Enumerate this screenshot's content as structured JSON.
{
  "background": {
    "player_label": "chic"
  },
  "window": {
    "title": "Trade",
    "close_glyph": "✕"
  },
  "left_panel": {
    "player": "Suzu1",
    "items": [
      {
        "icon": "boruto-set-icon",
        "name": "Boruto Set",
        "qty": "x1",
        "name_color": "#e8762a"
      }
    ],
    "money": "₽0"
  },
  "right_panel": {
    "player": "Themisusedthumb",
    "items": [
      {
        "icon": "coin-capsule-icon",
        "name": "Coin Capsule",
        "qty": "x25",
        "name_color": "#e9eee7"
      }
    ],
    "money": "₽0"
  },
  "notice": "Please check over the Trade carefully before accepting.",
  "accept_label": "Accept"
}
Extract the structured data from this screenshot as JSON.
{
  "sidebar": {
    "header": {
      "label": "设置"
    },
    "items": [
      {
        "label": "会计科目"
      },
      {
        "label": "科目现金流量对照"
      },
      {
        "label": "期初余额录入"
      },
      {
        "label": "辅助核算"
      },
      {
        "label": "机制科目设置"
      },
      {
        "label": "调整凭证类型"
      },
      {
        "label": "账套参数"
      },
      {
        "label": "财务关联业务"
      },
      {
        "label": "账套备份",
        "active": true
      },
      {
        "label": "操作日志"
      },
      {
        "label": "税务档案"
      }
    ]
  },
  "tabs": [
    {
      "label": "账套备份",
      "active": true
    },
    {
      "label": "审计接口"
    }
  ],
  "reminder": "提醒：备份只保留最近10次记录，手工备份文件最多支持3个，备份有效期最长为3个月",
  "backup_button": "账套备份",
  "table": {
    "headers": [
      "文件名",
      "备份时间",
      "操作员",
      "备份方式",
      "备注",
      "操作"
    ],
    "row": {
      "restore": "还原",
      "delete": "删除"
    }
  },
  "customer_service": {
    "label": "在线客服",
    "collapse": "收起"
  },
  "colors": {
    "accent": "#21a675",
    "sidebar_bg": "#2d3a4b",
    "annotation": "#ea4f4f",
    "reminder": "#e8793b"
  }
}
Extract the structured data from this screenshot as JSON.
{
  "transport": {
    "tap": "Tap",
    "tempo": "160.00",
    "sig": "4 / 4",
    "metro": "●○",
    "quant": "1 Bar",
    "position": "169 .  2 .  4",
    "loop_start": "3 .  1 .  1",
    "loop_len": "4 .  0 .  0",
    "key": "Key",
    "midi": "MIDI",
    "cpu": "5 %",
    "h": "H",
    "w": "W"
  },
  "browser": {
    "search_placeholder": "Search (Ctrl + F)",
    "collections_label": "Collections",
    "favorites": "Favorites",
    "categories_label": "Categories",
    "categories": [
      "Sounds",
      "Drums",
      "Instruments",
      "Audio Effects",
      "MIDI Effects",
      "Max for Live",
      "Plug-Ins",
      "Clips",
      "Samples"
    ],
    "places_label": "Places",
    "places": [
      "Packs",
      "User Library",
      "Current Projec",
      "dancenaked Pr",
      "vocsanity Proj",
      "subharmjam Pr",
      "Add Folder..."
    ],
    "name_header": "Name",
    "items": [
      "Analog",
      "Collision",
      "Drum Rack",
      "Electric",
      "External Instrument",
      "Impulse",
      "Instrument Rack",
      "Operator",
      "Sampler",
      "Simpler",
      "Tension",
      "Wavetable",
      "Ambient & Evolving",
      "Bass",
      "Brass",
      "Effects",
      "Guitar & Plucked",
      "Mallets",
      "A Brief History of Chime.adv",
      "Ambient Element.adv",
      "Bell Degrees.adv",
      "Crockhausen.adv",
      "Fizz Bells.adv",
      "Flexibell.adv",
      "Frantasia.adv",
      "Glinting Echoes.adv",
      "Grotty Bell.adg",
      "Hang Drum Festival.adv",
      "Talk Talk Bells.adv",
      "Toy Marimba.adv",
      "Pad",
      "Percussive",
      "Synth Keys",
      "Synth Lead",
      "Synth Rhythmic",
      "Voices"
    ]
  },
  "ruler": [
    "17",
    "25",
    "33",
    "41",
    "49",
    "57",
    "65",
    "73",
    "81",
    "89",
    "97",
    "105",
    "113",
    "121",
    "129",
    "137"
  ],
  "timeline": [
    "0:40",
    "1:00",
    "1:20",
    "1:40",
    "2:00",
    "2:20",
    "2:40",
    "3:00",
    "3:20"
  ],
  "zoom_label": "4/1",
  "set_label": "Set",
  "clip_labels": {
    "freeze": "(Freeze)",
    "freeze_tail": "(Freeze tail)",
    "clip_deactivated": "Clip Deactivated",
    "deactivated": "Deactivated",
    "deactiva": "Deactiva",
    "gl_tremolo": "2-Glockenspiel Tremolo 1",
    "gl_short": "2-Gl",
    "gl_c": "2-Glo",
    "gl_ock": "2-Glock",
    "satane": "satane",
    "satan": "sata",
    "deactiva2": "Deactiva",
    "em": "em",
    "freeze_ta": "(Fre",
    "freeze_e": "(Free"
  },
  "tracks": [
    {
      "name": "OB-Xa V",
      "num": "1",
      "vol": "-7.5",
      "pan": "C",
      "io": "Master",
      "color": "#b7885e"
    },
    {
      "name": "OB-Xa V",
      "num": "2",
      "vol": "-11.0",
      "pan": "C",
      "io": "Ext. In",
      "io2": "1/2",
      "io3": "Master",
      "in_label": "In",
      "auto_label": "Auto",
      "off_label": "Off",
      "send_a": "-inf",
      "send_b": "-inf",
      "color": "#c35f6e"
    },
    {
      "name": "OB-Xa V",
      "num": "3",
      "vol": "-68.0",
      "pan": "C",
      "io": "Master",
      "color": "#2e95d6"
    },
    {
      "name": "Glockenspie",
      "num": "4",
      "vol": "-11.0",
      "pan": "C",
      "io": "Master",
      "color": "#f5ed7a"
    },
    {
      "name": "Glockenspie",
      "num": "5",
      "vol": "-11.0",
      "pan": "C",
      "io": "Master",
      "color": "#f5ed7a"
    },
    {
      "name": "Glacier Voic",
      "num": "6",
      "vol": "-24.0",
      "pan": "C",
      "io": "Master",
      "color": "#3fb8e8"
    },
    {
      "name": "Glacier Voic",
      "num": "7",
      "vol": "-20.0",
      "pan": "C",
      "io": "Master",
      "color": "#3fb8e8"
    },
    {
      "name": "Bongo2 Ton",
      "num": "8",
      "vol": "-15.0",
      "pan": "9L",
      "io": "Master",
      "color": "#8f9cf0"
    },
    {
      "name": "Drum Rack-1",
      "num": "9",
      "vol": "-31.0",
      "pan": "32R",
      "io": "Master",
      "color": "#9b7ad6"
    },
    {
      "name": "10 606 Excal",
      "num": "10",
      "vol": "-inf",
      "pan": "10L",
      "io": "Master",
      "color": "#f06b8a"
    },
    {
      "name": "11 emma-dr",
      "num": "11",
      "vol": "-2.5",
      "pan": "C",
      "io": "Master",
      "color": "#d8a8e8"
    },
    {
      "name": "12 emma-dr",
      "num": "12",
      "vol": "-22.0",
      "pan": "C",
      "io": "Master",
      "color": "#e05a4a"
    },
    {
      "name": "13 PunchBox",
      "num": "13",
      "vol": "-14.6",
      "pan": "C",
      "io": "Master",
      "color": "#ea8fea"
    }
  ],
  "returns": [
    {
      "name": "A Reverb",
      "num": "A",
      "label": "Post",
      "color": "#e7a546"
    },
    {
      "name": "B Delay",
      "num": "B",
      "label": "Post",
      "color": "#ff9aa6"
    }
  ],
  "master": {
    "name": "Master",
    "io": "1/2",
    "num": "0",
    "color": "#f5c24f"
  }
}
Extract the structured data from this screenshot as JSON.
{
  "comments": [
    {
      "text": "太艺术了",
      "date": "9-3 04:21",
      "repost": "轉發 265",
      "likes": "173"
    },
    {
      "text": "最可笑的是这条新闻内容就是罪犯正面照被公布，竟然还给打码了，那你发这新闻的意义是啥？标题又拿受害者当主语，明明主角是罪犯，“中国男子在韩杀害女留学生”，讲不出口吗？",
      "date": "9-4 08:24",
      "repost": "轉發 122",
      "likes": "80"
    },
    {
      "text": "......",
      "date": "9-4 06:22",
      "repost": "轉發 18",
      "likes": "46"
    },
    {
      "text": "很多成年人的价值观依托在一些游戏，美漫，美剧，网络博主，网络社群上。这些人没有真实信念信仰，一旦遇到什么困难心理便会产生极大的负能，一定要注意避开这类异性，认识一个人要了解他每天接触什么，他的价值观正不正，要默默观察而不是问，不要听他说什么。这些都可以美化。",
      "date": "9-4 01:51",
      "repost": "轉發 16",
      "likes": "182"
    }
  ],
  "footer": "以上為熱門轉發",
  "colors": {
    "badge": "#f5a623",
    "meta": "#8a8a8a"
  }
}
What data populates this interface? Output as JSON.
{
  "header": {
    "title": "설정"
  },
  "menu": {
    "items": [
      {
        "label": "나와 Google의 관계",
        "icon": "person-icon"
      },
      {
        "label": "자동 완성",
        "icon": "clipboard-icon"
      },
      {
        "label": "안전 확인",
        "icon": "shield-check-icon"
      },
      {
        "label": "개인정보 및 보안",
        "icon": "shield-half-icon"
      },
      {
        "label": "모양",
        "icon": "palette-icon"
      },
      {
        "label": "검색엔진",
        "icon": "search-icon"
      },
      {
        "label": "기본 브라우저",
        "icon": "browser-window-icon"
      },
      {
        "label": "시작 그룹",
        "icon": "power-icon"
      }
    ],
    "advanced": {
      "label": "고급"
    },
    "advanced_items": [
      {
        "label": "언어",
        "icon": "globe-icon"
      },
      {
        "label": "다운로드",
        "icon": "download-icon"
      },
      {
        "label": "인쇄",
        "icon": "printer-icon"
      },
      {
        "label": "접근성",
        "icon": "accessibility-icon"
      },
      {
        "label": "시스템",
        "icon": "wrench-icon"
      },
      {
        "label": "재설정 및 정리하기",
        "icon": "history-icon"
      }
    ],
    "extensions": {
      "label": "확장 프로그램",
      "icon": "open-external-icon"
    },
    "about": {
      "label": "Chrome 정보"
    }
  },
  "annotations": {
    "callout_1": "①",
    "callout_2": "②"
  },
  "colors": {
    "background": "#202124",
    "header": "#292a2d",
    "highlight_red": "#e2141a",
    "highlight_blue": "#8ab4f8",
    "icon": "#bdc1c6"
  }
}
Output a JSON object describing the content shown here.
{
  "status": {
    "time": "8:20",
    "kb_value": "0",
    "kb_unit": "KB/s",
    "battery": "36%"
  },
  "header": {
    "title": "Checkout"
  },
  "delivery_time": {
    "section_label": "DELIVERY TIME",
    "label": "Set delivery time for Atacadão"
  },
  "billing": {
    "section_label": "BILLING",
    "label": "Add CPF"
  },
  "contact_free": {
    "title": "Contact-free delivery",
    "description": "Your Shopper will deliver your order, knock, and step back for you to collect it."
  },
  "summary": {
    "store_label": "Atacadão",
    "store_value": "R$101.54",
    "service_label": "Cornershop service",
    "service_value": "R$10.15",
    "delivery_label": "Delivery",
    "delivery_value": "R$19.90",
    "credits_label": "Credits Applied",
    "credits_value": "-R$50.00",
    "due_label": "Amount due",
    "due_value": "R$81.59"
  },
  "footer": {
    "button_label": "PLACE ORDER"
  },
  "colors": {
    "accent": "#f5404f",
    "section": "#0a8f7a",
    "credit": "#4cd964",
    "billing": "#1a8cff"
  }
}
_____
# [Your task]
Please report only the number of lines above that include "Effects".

# [Result of this exercise]
3